Start of Block
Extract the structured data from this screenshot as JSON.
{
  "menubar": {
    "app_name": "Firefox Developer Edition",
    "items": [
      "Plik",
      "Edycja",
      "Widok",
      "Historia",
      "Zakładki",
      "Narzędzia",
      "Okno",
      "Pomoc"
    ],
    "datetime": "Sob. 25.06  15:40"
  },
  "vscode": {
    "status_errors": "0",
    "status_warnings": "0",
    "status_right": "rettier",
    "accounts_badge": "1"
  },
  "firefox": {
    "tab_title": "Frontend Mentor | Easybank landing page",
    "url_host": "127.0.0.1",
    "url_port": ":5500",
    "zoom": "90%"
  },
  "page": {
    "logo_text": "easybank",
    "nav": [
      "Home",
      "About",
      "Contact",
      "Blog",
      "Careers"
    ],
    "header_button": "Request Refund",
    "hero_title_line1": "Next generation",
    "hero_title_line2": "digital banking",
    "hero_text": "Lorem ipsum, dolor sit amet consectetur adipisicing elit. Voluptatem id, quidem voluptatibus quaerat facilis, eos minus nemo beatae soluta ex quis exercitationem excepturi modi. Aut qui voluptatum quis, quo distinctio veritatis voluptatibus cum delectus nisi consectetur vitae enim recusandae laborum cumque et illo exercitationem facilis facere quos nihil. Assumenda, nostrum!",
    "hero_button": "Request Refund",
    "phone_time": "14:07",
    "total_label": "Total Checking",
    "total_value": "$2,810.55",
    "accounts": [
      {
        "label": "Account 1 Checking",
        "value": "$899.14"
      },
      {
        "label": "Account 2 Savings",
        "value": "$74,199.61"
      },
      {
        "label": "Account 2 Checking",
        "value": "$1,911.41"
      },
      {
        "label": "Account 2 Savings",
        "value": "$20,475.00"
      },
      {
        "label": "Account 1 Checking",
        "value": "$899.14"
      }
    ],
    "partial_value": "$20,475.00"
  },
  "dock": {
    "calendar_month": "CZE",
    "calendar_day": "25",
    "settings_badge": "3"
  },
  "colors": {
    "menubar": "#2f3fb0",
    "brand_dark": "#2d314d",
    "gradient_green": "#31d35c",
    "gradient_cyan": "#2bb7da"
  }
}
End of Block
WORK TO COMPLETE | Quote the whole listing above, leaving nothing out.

SOLUTION |
Extract the structured data from this screenshot as JSON.
{
  "menubar": {
    "app_name": "Firefox Developer Edition",
    "items": [
      "Plik",
      "Edycja",
      "Widok",
      "Historia",
      "Zakładki",
      "Narzędzia",
      "Okno",
      "Pomoc"
    ],
    "datetime": "Sob. 25.06  15:40"
  },
  "vscode": {
    "status_errors": "0",
    "status_warnings": "0",
    "status_right": "rettier",
    "accounts_badge": "1"
  },
  "firefox": {
    "tab_title": "Frontend Mentor | Easybank landing page",
    "url_host": "127.0.0.1",
    "url_port": ":5500",
    "zoom": "90%"
  },
  "page": {
    "logo_text": "easybank",
    "nav": [
      "Home",
      "About",
      "Contact",
      "Blog",
      "Careers"
    ],
    "header_button": "Request Refund",
    "hero_title_line1": "Next generation",
    "hero_title_line2": "digital banking",
    "hero_text": "Lorem ipsum, dolor sit amet consectetur adipisicing elit. Voluptatem id, quidem voluptatibus quaerat facilis, eos minus nemo beatae soluta ex quis exercitationem excepturi modi. Aut qui voluptatum quis, quo distinctio veritatis voluptatibus cum delectus nisi consectetur vitae enim recusandae laborum cumque et illo exercitationem facilis facere quos nihil. Assumenda, nostrum!",
    "hero_button": "Request Refund",
    "phone_time": "14:07",
    "total_label": "Total Checking",
    "total_value": "$2,810.55",
    "accounts": [
      {
        "label": "Account 1 Checking",
        "value": "$899.14"
      },
      {
        "label": "Account 2 Savings",
        "value": "$74,199.61"
      },
      {
        "label": "Account 2 Checking",
        "value": "$1,911.41"
      },
      {
        "label": "Account 2 Savings",
        "value": "$20,475.00"
      },
      {
        "label": "Account 1 Checking",
        "value": "$899.14"
      }
    ],
    "partial_value": "$20,475.00"
  },
  "dock": {
    "calendar_month": "CZE",
    "calendar_day": "25",
    "settings_badge": "3"
  },
  "colors": {
    "menubar": "#2f3fb0",
    "brand_dark": "#2d314d",
    "gradient_green": "#31d35c",
    "gradient_cyan": "#2bb7da"
  }
}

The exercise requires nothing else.